■ **Recorded data**

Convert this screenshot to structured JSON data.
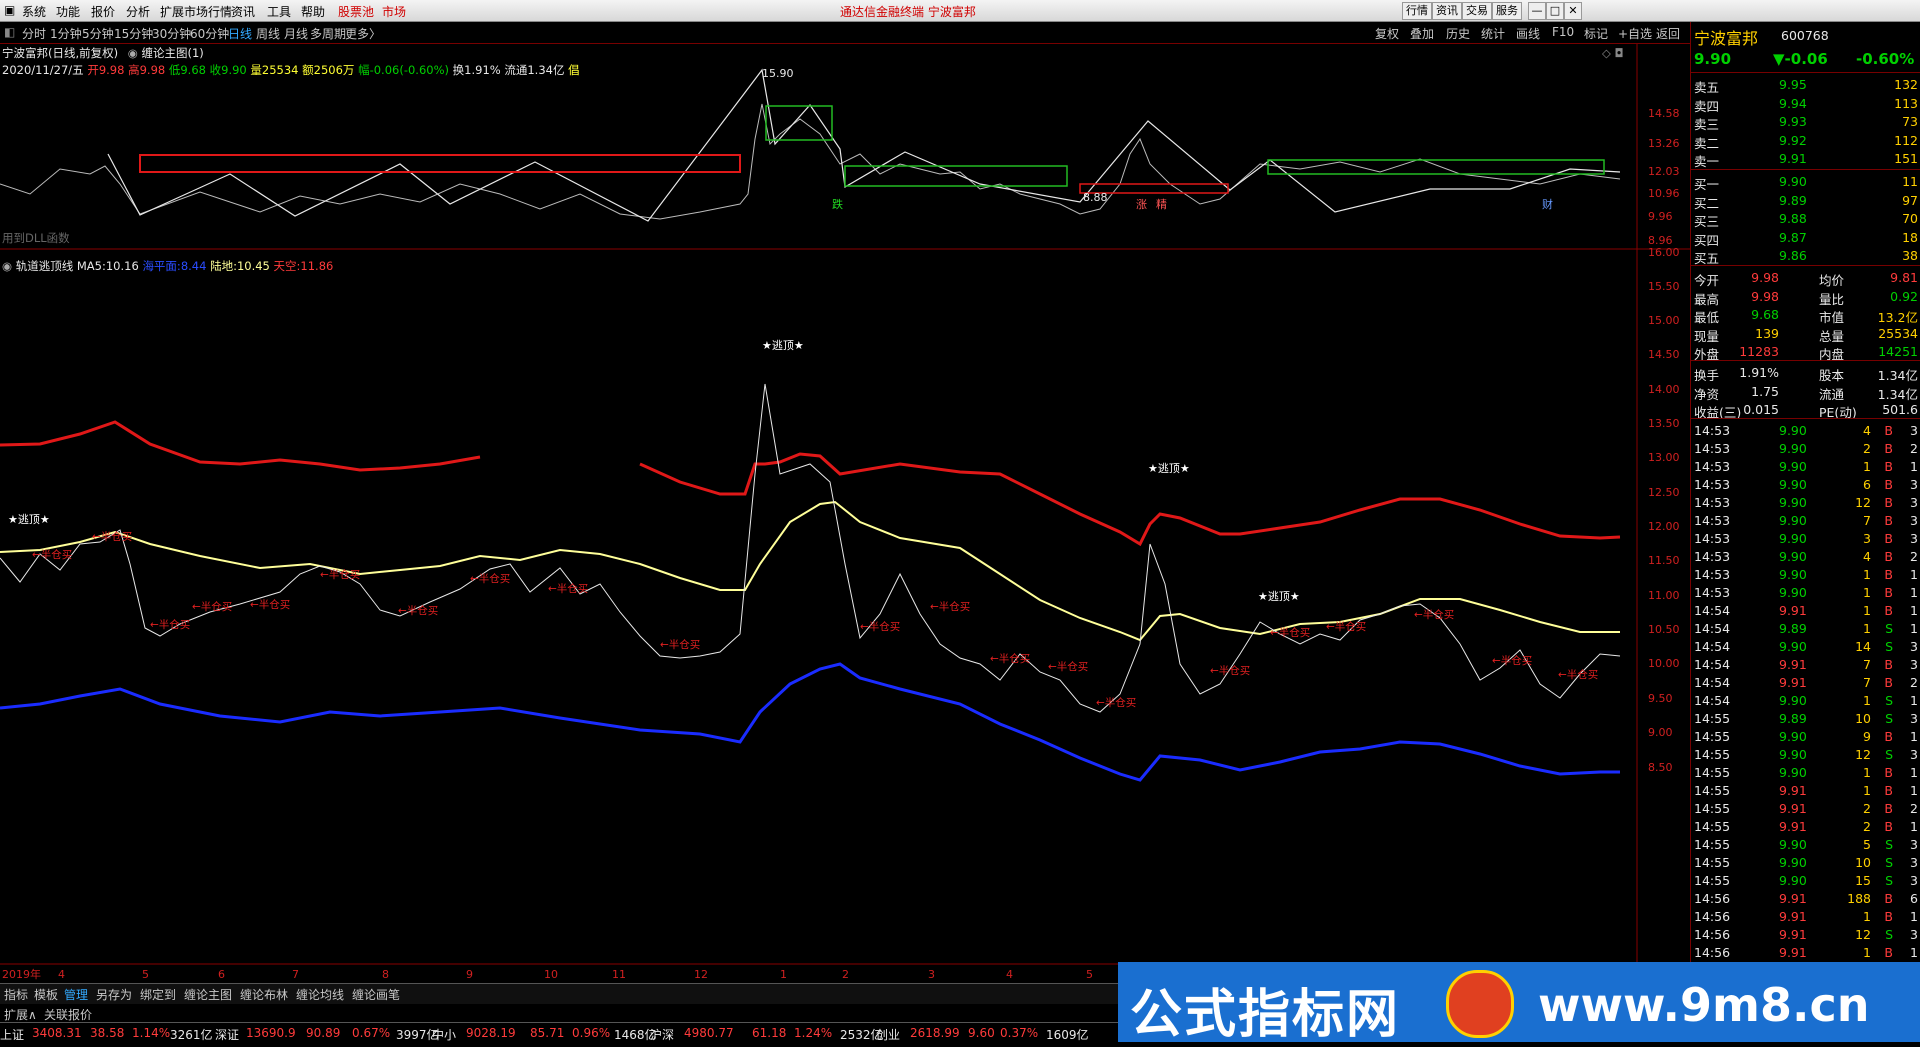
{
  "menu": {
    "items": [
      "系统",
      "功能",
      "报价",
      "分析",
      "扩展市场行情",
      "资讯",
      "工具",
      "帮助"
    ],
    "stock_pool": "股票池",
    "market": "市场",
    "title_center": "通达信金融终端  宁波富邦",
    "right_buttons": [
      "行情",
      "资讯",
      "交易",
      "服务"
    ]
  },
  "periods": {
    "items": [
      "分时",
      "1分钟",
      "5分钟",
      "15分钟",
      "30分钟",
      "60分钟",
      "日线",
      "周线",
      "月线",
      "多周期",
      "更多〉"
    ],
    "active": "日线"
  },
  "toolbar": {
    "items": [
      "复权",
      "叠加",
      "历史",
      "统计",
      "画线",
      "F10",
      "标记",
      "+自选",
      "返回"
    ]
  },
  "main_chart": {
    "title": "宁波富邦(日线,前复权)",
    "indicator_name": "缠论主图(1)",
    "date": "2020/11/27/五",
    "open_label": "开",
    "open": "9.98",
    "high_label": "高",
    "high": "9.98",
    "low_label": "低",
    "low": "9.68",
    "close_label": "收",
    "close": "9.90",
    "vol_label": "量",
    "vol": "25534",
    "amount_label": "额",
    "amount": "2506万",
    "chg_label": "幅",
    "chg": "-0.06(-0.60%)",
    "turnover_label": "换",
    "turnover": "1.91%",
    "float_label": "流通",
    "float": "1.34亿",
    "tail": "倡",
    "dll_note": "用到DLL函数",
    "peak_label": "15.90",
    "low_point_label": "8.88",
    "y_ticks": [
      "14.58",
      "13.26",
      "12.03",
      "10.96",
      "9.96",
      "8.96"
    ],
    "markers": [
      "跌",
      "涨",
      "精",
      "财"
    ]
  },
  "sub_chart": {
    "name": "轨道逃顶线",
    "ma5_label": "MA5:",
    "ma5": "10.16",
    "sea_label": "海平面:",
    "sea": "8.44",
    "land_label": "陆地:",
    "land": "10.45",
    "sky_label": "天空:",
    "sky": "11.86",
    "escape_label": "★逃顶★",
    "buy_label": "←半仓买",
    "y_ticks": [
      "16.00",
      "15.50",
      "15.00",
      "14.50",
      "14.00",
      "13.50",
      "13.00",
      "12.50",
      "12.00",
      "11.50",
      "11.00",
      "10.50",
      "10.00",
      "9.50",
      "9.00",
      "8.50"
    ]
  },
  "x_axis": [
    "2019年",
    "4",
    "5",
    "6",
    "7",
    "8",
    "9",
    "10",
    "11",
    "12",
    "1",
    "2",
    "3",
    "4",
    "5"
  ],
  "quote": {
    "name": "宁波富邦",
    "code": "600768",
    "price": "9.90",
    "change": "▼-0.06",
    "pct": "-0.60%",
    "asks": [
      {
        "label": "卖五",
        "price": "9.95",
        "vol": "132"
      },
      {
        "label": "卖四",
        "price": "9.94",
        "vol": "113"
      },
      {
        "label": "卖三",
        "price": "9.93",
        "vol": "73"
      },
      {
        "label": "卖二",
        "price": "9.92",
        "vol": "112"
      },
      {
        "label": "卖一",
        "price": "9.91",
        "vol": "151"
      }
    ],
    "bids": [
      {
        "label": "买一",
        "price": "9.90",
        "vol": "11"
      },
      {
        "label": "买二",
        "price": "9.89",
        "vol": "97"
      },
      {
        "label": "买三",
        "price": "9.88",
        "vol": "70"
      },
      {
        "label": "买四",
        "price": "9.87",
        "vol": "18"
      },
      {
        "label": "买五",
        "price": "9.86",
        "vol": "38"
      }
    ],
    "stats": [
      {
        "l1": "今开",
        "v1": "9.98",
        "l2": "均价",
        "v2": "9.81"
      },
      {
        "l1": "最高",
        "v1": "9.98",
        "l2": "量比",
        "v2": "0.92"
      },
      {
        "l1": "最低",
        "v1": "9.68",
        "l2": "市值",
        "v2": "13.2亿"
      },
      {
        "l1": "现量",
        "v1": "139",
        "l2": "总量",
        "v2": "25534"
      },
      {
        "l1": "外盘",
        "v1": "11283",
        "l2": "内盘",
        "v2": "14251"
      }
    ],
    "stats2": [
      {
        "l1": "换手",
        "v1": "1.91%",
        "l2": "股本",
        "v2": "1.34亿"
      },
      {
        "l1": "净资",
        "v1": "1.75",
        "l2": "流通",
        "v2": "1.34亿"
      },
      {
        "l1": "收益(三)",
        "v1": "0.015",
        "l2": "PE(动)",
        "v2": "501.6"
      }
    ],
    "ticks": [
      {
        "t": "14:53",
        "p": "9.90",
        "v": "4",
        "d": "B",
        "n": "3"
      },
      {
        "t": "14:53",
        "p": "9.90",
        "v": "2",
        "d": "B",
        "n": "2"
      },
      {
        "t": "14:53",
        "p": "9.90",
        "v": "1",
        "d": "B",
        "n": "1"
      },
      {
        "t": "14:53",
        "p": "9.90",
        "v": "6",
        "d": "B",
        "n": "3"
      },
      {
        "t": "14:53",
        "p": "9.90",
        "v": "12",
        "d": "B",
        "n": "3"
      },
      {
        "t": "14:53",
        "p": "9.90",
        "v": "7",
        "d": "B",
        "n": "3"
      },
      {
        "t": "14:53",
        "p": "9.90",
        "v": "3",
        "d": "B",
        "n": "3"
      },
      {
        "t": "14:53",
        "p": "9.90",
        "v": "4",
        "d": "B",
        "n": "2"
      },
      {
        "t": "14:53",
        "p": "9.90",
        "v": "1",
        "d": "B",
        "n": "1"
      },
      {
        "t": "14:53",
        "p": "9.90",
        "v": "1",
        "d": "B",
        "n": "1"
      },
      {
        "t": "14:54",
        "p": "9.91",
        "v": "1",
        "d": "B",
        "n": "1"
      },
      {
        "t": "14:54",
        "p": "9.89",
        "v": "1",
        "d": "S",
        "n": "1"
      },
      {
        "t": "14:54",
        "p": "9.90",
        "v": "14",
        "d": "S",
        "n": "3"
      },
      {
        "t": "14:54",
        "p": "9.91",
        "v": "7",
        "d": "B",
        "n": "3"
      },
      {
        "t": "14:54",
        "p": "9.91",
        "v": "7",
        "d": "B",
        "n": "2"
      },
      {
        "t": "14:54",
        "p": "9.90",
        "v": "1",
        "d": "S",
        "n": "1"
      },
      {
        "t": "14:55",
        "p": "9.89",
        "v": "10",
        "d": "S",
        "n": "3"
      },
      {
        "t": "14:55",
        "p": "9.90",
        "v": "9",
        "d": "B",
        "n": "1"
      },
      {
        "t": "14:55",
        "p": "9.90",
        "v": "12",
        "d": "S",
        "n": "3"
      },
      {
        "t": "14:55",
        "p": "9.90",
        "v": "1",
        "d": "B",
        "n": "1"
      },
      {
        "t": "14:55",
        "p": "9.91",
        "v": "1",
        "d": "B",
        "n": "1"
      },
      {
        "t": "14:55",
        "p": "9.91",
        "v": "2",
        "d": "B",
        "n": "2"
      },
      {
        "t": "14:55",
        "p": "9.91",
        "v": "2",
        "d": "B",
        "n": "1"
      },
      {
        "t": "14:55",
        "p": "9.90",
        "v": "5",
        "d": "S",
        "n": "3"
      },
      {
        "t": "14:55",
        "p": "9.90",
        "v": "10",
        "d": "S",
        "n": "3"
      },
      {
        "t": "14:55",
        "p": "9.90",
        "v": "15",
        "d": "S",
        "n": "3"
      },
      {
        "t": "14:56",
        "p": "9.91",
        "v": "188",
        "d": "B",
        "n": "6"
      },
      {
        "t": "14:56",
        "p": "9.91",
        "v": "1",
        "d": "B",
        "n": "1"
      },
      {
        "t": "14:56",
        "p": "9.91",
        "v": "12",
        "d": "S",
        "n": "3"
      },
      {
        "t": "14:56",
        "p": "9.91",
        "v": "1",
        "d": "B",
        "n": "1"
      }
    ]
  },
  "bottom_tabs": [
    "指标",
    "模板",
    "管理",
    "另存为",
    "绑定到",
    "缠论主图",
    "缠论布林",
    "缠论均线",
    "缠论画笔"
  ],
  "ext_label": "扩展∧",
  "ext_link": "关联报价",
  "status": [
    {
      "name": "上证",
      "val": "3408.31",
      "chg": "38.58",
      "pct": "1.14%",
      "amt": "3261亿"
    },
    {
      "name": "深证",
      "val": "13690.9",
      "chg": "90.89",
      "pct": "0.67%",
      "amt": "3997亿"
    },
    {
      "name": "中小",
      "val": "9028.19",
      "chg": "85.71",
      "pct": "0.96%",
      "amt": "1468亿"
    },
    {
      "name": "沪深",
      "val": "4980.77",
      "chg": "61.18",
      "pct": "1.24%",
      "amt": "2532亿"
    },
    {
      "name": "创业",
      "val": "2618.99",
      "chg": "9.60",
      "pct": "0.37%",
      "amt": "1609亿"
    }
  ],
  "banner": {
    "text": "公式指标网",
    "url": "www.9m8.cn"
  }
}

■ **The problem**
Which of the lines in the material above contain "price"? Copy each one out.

■ **Answer box**
    "price": "9.90",
        "price": "9.95",
        "price": "9.94",
        "price": "9.93",
        "price": "9.92",
        "price": "9.91",
        "price": "9.90",
        "price": "9.89",
        "price": "9.88",
        "price": "9.87",
        "price": "9.86",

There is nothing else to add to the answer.